# [Information supplied]
____________________

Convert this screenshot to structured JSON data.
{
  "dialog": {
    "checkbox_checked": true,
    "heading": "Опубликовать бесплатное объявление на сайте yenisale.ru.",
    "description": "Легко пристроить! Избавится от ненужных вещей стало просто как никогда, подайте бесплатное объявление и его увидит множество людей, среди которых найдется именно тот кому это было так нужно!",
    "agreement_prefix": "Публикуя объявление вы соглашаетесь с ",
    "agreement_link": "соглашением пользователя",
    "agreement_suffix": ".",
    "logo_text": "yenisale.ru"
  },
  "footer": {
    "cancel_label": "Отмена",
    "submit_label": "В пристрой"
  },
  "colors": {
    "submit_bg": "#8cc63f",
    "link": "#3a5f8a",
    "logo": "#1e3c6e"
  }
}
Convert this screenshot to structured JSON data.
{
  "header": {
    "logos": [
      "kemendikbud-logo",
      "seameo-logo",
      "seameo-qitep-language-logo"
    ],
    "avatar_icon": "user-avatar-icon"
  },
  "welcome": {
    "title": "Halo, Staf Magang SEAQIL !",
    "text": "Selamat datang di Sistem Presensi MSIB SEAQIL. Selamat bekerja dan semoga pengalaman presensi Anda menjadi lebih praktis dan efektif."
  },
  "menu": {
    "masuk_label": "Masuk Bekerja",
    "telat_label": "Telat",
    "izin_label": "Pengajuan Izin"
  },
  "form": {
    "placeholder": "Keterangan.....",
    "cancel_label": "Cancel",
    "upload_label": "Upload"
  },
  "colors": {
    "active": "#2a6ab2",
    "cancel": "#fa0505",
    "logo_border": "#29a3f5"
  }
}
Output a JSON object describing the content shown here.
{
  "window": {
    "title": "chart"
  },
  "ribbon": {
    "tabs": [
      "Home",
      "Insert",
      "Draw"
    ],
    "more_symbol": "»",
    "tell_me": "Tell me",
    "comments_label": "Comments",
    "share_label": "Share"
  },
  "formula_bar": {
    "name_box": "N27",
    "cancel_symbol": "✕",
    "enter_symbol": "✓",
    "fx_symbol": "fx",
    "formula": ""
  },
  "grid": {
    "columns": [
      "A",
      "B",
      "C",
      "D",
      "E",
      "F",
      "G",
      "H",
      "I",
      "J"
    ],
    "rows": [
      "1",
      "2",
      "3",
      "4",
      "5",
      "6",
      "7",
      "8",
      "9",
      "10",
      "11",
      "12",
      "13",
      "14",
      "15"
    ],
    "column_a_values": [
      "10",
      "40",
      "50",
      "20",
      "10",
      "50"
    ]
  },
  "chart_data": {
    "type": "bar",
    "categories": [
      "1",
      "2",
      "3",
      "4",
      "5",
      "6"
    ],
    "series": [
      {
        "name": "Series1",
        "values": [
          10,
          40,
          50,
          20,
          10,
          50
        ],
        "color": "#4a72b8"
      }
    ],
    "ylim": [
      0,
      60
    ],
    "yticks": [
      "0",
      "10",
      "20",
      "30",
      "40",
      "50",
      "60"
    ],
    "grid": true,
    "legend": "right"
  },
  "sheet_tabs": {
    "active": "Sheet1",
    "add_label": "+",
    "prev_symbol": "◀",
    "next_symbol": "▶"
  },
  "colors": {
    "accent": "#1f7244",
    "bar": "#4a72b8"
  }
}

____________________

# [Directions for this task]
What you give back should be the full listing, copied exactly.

# [Problem solution]
Convert this screenshot to structured JSON data.
{
  "dialog": {
    "checkbox_checked": true,
    "heading": "Опубликовать бесплатное объявление на сайте yenisale.ru.",
    "description": "Легко пристроить! Избавится от ненужных вещей стало просто как никогда, подайте бесплатное объявление и его увидит множество людей, среди которых найдется именно тот кому это было так нужно!",
    "agreement_prefix": "Публикуя объявление вы соглашаетесь с ",
    "agreement_link": "соглашением пользователя",
    "agreement_suffix": ".",
    "logo_text": "yenisale.ru"
  },
  "footer": {
    "cancel_label": "Отмена",
    "submit_label": "В пристрой"
  },
  "colors": {
    "submit_bg": "#8cc63f",
    "link": "#3a5f8a",
    "logo": "#1e3c6e"
  }
}
Convert this screenshot to structured JSON data.
{
  "header": {
    "logos": [
      "kemendikbud-logo",
      "seameo-logo",
      "seameo-qitep-language-logo"
    ],
    "avatar_icon": "user-avatar-icon"
  },
  "welcome": {
    "title": "Halo, Staf Magang SEAQIL !",
    "text": "Selamat datang di Sistem Presensi MSIB SEAQIL. Selamat bekerja dan semoga pengalaman presensi Anda menjadi lebih praktis dan efektif."
  },
  "menu": {
    "masuk_label": "Masuk Bekerja",
    "telat_label": "Telat",
    "izin_label": "Pengajuan Izin"
  },
  "form": {
    "placeholder": "Keterangan.....",
    "cancel_label": "Cancel",
    "upload_label": "Upload"
  },
  "colors": {
    "active": "#2a6ab2",
    "cancel": "#fa0505",
    "logo_border": "#29a3f5"
  }
}
Output a JSON object describing the content shown here.
{
  "window": {
    "title": "chart"
  },
  "ribbon": {
    "tabs": [
      "Home",
      "Insert",
      "Draw"
    ],
    "more_symbol": "»",
    "tell_me": "Tell me",
    "comments_label": "Comments",
    "share_label": "Share"
  },
  "formula_bar": {
    "name_box": "N27",
    "cancel_symbol": "✕",
    "enter_symbol": "✓",
    "fx_symbol": "fx",
    "formula": ""
  },
  "grid": {
    "columns": [
      "A",
      "B",
      "C",
      "D",
      "E",
      "F",
      "G",
      "H",
      "I",
      "J"
    ],
    "rows": [
      "1",
      "2",
      "3",
      "4",
      "5",
      "6",
      "7",
      "8",
      "9",
      "10",
      "11",
      "12",
      "13",
      "14",
      "15"
    ],
    "column_a_values": [
      "10",
      "40",
      "50",
      "20",
      "10",
      "50"
    ]
  },
  "chart_data": {
    "type": "bar",
    "categories": [
      "1",
      "2",
      "3",
      "4",
      "5",
      "6"
    ],
    "series": [
      {
        "name": "Series1",
        "values": [
          10,
          40,
          50,
          20,
          10,
          50
        ],
        "color": "#4a72b8"
      }
    ],
    "ylim": [
      0,
      60
    ],
    "yticks": [
      "0",
      "10",
      "20",
      "30",
      "40",
      "50",
      "60"
    ],
    "grid": true,
    "legend": "right"
  },
  "sheet_tabs": {
    "active": "Sheet1",
    "add_label": "+",
    "prev_symbol": "◀",
    "next_symbol": "▶"
  },
  "colors": {
    "accent": "#1f7244",
    "bar": "#4a72b8"
  }
}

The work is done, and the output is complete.